— WHAT IS REQUIRED —
Tally every line in the entries below that holds "filter", then give only the total.
(DATA FOR THIS EXERCISE Opens)
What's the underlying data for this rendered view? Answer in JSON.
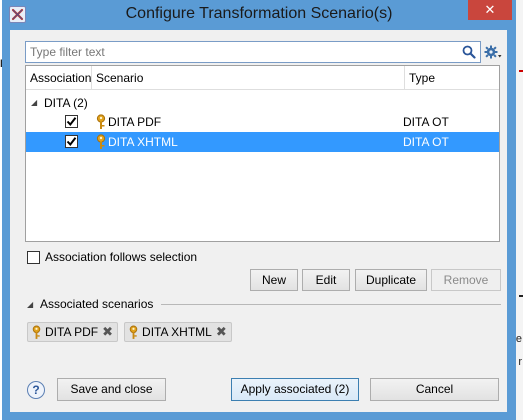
{
  "window": {
    "title": "Configure Transformation Scenario(s)",
    "close_glyph": "✕"
  },
  "filter": {
    "placeholder": "Type filter text"
  },
  "table": {
    "columns": [
      "Association",
      "Scenario",
      "Type"
    ],
    "group": {
      "label": "DITA (2)",
      "expanded": true
    },
    "rows": [
      {
        "checked": true,
        "scenario": "DITA PDF",
        "type": "DITA OT",
        "selected": false
      },
      {
        "checked": true,
        "scenario": "DITA XHTML",
        "type": "DITA OT",
        "selected": true
      }
    ]
  },
  "association_follows_selection": {
    "label": "Association follows selection",
    "checked": false
  },
  "actions": {
    "new": "New",
    "edit": "Edit",
    "duplicate": "Duplicate",
    "remove": "Remove"
  },
  "associated": {
    "label": "Associated scenarios",
    "chips": [
      "DITA PDF",
      "DITA XHTML"
    ]
  },
  "footer": {
    "help_glyph": "?",
    "save_close": "Save and close",
    "apply": "Apply associated (2)",
    "cancel": "Cancel"
  },
  "colors": {
    "title_bar": "#5a9bd5",
    "selection": "#3399ff",
    "close_button": "#c9463d"
  },
  "icons": {
    "app": "oxygen-app-icon",
    "search": "search-icon",
    "settings": "gear-icon",
    "scenario": "key-icon",
    "remove_chip": "close-x-icon"
  }
}
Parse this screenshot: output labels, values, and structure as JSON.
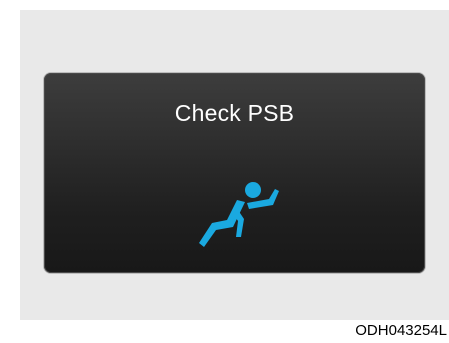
{
  "display": {
    "message": "Check PSB",
    "icon": "seatbelt-warning-icon",
    "icon_color": "#1aa9e0",
    "background_color": "#262626"
  },
  "figure_code": "ODH043254L"
}
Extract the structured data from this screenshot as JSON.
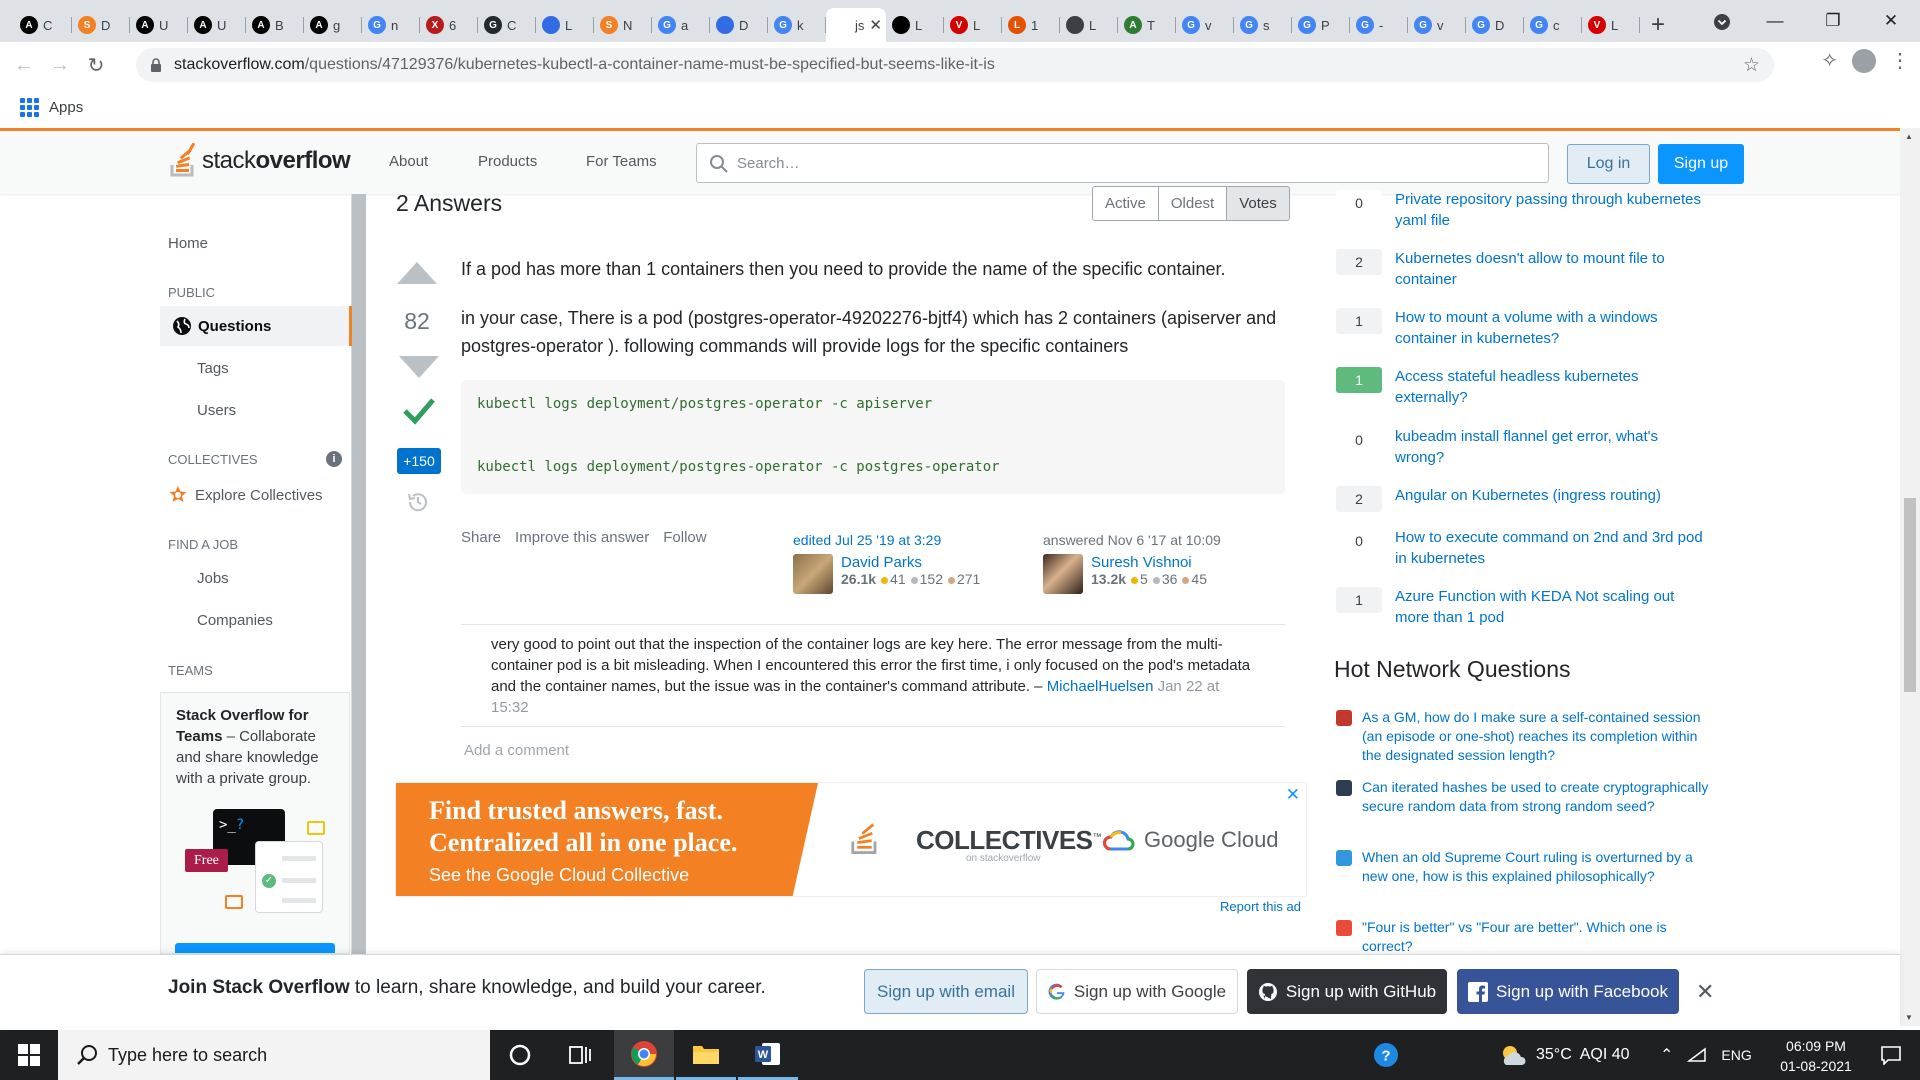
{
  "browser": {
    "tabs": [
      {
        "letter": "C",
        "color": "#000000",
        "icon": "A"
      },
      {
        "letter": "D",
        "color": "#f48024",
        "icon": "so"
      },
      {
        "letter": "U",
        "color": "#000000",
        "icon": "A"
      },
      {
        "letter": "U",
        "color": "#000000",
        "icon": "A"
      },
      {
        "letter": "B",
        "color": "#000000",
        "icon": "A"
      },
      {
        "letter": "g",
        "color": "#000000",
        "icon": "A"
      },
      {
        "letter": "n",
        "color": "#4285f4",
        "icon": "G"
      },
      {
        "letter": "6",
        "color": "#b71c1c",
        "icon": "x"
      },
      {
        "letter": "C",
        "color": "#24292e",
        "icon": "gh"
      },
      {
        "letter": "L",
        "color": "#326ce5",
        "icon": "k8s"
      },
      {
        "letter": "N",
        "color": "#f48024",
        "icon": "so"
      },
      {
        "letter": "a",
        "color": "#4285f4",
        "icon": "G"
      },
      {
        "letter": "D",
        "color": "#326ce5",
        "icon": "k8s"
      },
      {
        "letter": "k",
        "color": "#4285f4",
        "icon": "G"
      },
      {
        "letter": "js",
        "color": "#ffffff",
        "icon": "js",
        "active": true
      },
      {
        "letter": "L",
        "color": "#000000",
        "icon": "hex"
      },
      {
        "letter": "L",
        "color": "#d50000",
        "icon": "V"
      },
      {
        "letter": "1",
        "color": "#e65100",
        "icon": "Li"
      },
      {
        "letter": "L",
        "color": "#3c4043",
        "icon": "globe"
      },
      {
        "letter": "T",
        "color": "#2e7d32",
        "icon": "ab"
      },
      {
        "letter": "v",
        "color": "#4285f4",
        "icon": "G"
      },
      {
        "letter": "s",
        "color": "#4285f4",
        "icon": "G"
      },
      {
        "letter": "P",
        "color": "#4285f4",
        "icon": "G"
      },
      {
        "letter": "-",
        "color": "#4285f4",
        "icon": "G"
      },
      {
        "letter": "v",
        "color": "#4285f4",
        "icon": "G"
      },
      {
        "letter": "D",
        "color": "#4285f4",
        "icon": "G"
      },
      {
        "letter": "c",
        "color": "#4285f4",
        "icon": "G"
      },
      {
        "letter": "L",
        "color": "#d50000",
        "icon": "V"
      }
    ],
    "url_host": "stackoverflow.com",
    "url_path": "/questions/47129376/kubernetes-kubectl-a-container-name-must-be-specified-but-seems-like-it-is",
    "bookmark_apps": "Apps"
  },
  "header": {
    "logo_light": "stack",
    "logo_bold": "overflow",
    "nav": [
      "About",
      "Products",
      "For Teams"
    ],
    "search_placeholder": "Search…",
    "login": "Log in",
    "signup": "Sign up"
  },
  "sidebar": {
    "home": "Home",
    "public": "PUBLIC",
    "questions": "Questions",
    "tags": "Tags",
    "users": "Users",
    "collectives": "COLLECTIVES",
    "explore_collectives": "Explore Collectives",
    "find_a_job": "FIND A JOB",
    "jobs": "Jobs",
    "companies": "Companies",
    "teams": "TEAMS",
    "teams_title": "Stack Overflow for Teams",
    "teams_desc": " – Collaborate and share knowledge with a private group.",
    "free_badge": "Free"
  },
  "answers": {
    "heading": "2 Answers",
    "sort": [
      "Active",
      "Oldest",
      "Votes"
    ],
    "vote_count": "82",
    "bounty": "+150",
    "p1": "If a pod has more than 1 containers then you need to provide the name of the specific container.",
    "p2": "in your case, There is a pod (postgres-operator-49202276-bjtf4) which has 2 containers (apiserver and postgres-operator ). following commands will provide logs for the specific containers",
    "code1": "kubectl logs deployment/postgres-operator -c apiserver",
    "code2": "kubectl logs deployment/postgres-operator -c postgres-operator",
    "menu": [
      "Share",
      "Improve this answer",
      "Follow"
    ],
    "editor": {
      "action": "edited Jul 25 '19 at 3:29",
      "name": "David Parks",
      "rep": "26.1k",
      "gold": "41",
      "silver": "152",
      "bronze": "271"
    },
    "author": {
      "action": "answered Nov 6 '17 at 10:09",
      "name": "Suresh Vishnoi",
      "rep": "13.2k",
      "gold": "5",
      "silver": "36",
      "bronze": "45"
    },
    "comment_text": "very good to point out that the inspection of the container logs are key here. The error message from the multi-container pod is a bit misleading. When I encountered this error the first time, i only focused on the pod's metadata and the container names, but the issue was in the container's command attribute. – ",
    "comment_user": "MichaelHuelsen",
    "comment_date": "Jan 22 at 15:32",
    "add_comment": "Add a comment"
  },
  "ad": {
    "line1": "Find trusted answers, fast.",
    "line2": "Centralized all in one place.",
    "sub": "See the Google Cloud Collective",
    "collectives": "COLLECTIVES",
    "collectives_tm": "™",
    "on_so": "on stackoverflow",
    "google_cloud": "Google Cloud",
    "report": "Report this ad"
  },
  "related": [
    {
      "count": "0",
      "title": "Private repository passing through kubernetes yaml file",
      "kind": "zero"
    },
    {
      "count": "2",
      "title": "Kubernetes doesn't allow to mount file to container",
      "kind": "pos"
    },
    {
      "count": "1",
      "title": "How to mount a volume with a windows container in kubernetes?",
      "kind": "pos"
    },
    {
      "count": "1",
      "title": "Access stateful headless kubernetes externally?",
      "kind": "acc"
    },
    {
      "count": "0",
      "title": "kubeadm install flannel get error, what's wrong?",
      "kind": "zero"
    },
    {
      "count": "2",
      "title": "Angular on Kubernetes (ingress routing)",
      "kind": "pos"
    },
    {
      "count": "0",
      "title": "How to execute command on 2nd and 3rd pod in kubernetes",
      "kind": "zero"
    },
    {
      "count": "1",
      "title": "Azure Function with KEDA Not scaling out more than 1 pod",
      "kind": "pos"
    }
  ],
  "hnq": {
    "title": "Hot Network Questions",
    "items": [
      {
        "title": "As a GM, how do I make sure a self-contained session (an episode or one-shot) reaches its completion within the designated session length?",
        "icon": "rpg",
        "color": "#c0392b"
      },
      {
        "title": "Can iterated hashes be used to create cryptographically secure random data from strong random seed?",
        "icon": "crypto",
        "color": "#2c3e50"
      },
      {
        "title": "When an old Supreme Court ruling is overturned by a new one, how is this explained philosophically?",
        "icon": "law",
        "color": "#3498db"
      },
      {
        "title": "\"Four is better\" vs \"Four are better\". Which one is correct?",
        "icon": "ell",
        "color": "#e74c3c"
      }
    ]
  },
  "join": {
    "bold": "Join Stack Overflow",
    "rest": " to learn, share knowledge, and build your career.",
    "email": "Sign up with email",
    "google": "Sign up with Google",
    "github": "Sign up with GitHub",
    "facebook": "Sign up with Facebook"
  },
  "taskbar": {
    "search_placeholder": "Type here to search",
    "temp": "35°C",
    "aqi": "AQI 40",
    "lang": "ENG",
    "time": "06:09 PM",
    "date": "01-08-2021"
  }
}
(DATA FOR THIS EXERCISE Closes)
— TASK OUTPUT —
2